(App and web page records)
____________________

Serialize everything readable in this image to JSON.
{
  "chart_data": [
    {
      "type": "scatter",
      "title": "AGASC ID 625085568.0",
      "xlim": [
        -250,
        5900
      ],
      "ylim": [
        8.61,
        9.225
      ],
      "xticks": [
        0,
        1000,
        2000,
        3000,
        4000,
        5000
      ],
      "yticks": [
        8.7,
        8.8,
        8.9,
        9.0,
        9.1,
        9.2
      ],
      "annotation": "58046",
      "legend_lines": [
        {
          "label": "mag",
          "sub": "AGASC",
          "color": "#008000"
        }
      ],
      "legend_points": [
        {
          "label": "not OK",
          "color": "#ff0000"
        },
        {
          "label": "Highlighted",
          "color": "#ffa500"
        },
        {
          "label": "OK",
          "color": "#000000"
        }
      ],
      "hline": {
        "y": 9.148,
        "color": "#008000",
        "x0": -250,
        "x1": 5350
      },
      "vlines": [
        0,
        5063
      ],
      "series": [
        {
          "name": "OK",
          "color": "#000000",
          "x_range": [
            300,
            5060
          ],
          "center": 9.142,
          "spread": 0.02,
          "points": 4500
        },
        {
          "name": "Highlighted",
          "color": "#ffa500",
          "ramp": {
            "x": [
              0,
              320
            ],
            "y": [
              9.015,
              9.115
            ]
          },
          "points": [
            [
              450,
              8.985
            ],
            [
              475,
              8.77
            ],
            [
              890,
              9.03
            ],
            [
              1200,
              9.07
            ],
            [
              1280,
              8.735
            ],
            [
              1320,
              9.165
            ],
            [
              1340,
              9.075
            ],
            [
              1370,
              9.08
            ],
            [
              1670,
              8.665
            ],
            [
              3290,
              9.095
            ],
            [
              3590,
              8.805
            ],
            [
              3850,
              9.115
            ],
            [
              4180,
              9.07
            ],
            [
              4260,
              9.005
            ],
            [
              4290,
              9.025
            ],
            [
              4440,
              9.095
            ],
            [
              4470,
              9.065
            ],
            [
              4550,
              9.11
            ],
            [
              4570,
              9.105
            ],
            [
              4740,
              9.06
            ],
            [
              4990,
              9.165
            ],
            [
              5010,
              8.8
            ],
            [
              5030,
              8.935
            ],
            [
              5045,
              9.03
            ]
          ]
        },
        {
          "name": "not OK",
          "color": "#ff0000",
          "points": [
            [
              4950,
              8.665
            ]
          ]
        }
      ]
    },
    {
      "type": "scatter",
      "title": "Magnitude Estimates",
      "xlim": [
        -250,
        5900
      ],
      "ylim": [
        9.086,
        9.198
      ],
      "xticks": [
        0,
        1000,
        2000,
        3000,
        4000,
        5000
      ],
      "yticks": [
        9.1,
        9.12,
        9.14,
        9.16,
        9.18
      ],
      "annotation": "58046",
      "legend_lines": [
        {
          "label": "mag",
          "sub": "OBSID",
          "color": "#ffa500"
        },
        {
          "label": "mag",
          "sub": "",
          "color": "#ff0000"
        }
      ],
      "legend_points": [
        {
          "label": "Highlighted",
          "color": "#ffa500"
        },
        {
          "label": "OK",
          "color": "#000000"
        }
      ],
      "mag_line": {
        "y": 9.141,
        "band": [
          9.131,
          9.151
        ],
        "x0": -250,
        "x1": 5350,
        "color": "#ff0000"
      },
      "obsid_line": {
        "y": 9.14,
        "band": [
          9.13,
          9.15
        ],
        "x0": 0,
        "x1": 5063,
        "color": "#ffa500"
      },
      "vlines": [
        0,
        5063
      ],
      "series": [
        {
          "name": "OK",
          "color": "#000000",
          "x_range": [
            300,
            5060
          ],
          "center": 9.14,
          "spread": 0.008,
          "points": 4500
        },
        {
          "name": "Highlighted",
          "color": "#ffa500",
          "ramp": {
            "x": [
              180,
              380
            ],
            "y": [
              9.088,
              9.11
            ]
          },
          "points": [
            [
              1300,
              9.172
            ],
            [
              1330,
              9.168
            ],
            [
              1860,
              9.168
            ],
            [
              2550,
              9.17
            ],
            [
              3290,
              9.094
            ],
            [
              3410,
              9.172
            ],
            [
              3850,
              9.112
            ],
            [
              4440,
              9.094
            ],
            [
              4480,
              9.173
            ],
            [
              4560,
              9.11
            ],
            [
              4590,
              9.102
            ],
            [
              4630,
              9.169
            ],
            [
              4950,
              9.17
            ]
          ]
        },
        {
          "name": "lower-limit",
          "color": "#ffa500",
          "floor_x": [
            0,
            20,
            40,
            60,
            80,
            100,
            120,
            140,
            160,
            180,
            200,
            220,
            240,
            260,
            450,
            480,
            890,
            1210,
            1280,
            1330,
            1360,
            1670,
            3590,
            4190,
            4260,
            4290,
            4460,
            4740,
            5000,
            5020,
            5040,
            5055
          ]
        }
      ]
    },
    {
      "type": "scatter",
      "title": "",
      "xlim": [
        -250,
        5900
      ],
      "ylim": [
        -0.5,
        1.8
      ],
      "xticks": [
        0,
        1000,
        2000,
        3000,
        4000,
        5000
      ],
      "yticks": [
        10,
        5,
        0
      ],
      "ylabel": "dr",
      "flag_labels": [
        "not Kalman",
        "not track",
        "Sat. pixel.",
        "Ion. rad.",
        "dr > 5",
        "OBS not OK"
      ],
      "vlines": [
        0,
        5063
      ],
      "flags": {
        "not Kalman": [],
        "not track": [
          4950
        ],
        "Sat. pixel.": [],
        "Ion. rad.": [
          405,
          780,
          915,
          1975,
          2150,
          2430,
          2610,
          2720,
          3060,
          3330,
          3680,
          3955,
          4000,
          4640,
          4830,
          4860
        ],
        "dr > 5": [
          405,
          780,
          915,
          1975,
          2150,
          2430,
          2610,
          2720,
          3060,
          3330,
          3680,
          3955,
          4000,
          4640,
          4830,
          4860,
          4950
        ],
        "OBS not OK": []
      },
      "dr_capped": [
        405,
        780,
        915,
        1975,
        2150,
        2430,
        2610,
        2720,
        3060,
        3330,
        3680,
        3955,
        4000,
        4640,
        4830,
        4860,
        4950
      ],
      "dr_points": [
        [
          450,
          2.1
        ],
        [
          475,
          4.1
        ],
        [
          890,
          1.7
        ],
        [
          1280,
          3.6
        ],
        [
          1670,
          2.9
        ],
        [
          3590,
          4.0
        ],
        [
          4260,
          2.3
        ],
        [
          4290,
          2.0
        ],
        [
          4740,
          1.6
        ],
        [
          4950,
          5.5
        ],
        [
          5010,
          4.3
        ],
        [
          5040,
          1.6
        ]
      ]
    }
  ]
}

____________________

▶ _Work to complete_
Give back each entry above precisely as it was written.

▶ _Exercise response_
Serialize everything readable in this image to JSON.
{
  "chart_data": [
    {
      "type": "scatter",
      "title": "AGASC ID 625085568.0",
      "xlim": [
        -250,
        5900
      ],
      "ylim": [
        8.61,
        9.225
      ],
      "xticks": [
        0,
        1000,
        2000,
        3000,
        4000,
        5000
      ],
      "yticks": [
        8.7,
        8.8,
        8.9,
        9.0,
        9.1,
        9.2
      ],
      "annotation": "58046",
      "legend_lines": [
        {
          "label": "mag",
          "sub": "AGASC",
          "color": "#008000"
        }
      ],
      "legend_points": [
        {
          "label": "not OK",
          "color": "#ff0000"
        },
        {
          "label": "Highlighted",
          "color": "#ffa500"
        },
        {
          "label": "OK",
          "color": "#000000"
        }
      ],
      "hline": {
        "y": 9.148,
        "color": "#008000",
        "x0": -250,
        "x1": 5350
      },
      "vlines": [
        0,
        5063
      ],
      "series": [
        {
          "name": "OK",
          "color": "#000000",
          "x_range": [
            300,
            5060
          ],
          "center": 9.142,
          "spread": 0.02,
          "points": 4500
        },
        {
          "name": "Highlighted",
          "color": "#ffa500",
          "ramp": {
            "x": [
              0,
              320
            ],
            "y": [
              9.015,
              9.115
            ]
          },
          "points": [
            [
              450,
              8.985
            ],
            [
              475,
              8.77
            ],
            [
              890,
              9.03
            ],
            [
              1200,
              9.07
            ],
            [
              1280,
              8.735
            ],
            [
              1320,
              9.165
            ],
            [
              1340,
              9.075
            ],
            [
              1370,
              9.08
            ],
            [
              1670,
              8.665
            ],
            [
              3290,
              9.095
            ],
            [
              3590,
              8.805
            ],
            [
              3850,
              9.115
            ],
            [
              4180,
              9.07
            ],
            [
              4260,
              9.005
            ],
            [
              4290,
              9.025
            ],
            [
              4440,
              9.095
            ],
            [
              4470,
              9.065
            ],
            [
              4550,
              9.11
            ],
            [
              4570,
              9.105
            ],
            [
              4740,
              9.06
            ],
            [
              4990,
              9.165
            ],
            [
              5010,
              8.8
            ],
            [
              5030,
              8.935
            ],
            [
              5045,
              9.03
            ]
          ]
        },
        {
          "name": "not OK",
          "color": "#ff0000",
          "points": [
            [
              4950,
              8.665
            ]
          ]
        }
      ]
    },
    {
      "type": "scatter",
      "title": "Magnitude Estimates",
      "xlim": [
        -250,
        5900
      ],
      "ylim": [
        9.086,
        9.198
      ],
      "xticks": [
        0,
        1000,
        2000,
        3000,
        4000,
        5000
      ],
      "yticks": [
        9.1,
        9.12,
        9.14,
        9.16,
        9.18
      ],
      "annotation": "58046",
      "legend_lines": [
        {
          "label": "mag",
          "sub": "OBSID",
          "color": "#ffa500"
        },
        {
          "label": "mag",
          "sub": "",
          "color": "#ff0000"
        }
      ],
      "legend_points": [
        {
          "label": "Highlighted",
          "color": "#ffa500"
        },
        {
          "label": "OK",
          "color": "#000000"
        }
      ],
      "mag_line": {
        "y": 9.141,
        "band": [
          9.131,
          9.151
        ],
        "x0": -250,
        "x1": 5350,
        "color": "#ff0000"
      },
      "obsid_line": {
        "y": 9.14,
        "band": [
          9.13,
          9.15
        ],
        "x0": 0,
        "x1": 5063,
        "color": "#ffa500"
      },
      "vlines": [
        0,
        5063
      ],
      "series": [
        {
          "name": "OK",
          "color": "#000000",
          "x_range": [
            300,
            5060
          ],
          "center": 9.14,
          "spread": 0.008,
          "points": 4500
        },
        {
          "name": "Highlighted",
          "color": "#ffa500",
          "ramp": {
            "x": [
              180,
              380
            ],
            "y": [
              9.088,
              9.11
            ]
          },
          "points": [
            [
              1300,
              9.172
            ],
            [
              1330,
              9.168
            ],
            [
              1860,
              9.168
            ],
            [
              2550,
              9.17
            ],
            [
              3290,
              9.094
            ],
            [
              3410,
              9.172
            ],
            [
              3850,
              9.112
            ],
            [
              4440,
              9.094
            ],
            [
              4480,
              9.173
            ],
            [
              4560,
              9.11
            ],
            [
              4590,
              9.102
            ],
            [
              4630,
              9.169
            ],
            [
              4950,
              9.17
            ]
          ]
        },
        {
          "name": "lower-limit",
          "color": "#ffa500",
          "floor_x": [
            0,
            20,
            40,
            60,
            80,
            100,
            120,
            140,
            160,
            180,
            200,
            220,
            240,
            260,
            450,
            480,
            890,
            1210,
            1280,
            1330,
            1360,
            1670,
            3590,
            4190,
            4260,
            4290,
            4460,
            4740,
            5000,
            5020,
            5040,
            5055
          ]
        }
      ]
    },
    {
      "type": "scatter",
      "title": "",
      "xlim": [
        -250,
        5900
      ],
      "ylim": [
        -0.5,
        1.8
      ],
      "xticks": [
        0,
        1000,
        2000,
        3000,
        4000,
        5000
      ],
      "yticks": [
        10,
        5,
        0
      ],
      "ylabel": "dr",
      "flag_labels": [
        "not Kalman",
        "not track",
        "Sat. pixel.",
        "Ion. rad.",
        "dr > 5",
        "OBS not OK"
      ],
      "vlines": [
        0,
        5063
      ],
      "flags": {
        "not Kalman": [],
        "not track": [
          4950
        ],
        "Sat. pixel.": [],
        "Ion. rad.": [
          405,
          780,
          915,
          1975,
          2150,
          2430,
          2610,
          2720,
          3060,
          3330,
          3680,
          3955,
          4000,
          4640,
          4830,
          4860
        ],
        "dr > 5": [
          405,
          780,
          915,
          1975,
          2150,
          2430,
          2610,
          2720,
          3060,
          3330,
          3680,
          3955,
          4000,
          4640,
          4830,
          4860,
          4950
        ],
        "OBS not OK": []
      },
      "dr_capped": [
        405,
        780,
        915,
        1975,
        2150,
        2430,
        2610,
        2720,
        3060,
        3330,
        3680,
        3955,
        4000,
        4640,
        4830,
        4860,
        4950
      ],
      "dr_points": [
        [
          450,
          2.1
        ],
        [
          475,
          4.1
        ],
        [
          890,
          1.7
        ],
        [
          1280,
          3.6
        ],
        [
          1670,
          2.9
        ],
        [
          3590,
          4.0
        ],
        [
          4260,
          2.3
        ],
        [
          4290,
          2.0
        ],
        [
          4740,
          1.6
        ],
        [
          4950,
          5.5
        ],
        [
          5010,
          4.3
        ],
        [
          5040,
          1.6
        ]
      ]
    }
  ]
}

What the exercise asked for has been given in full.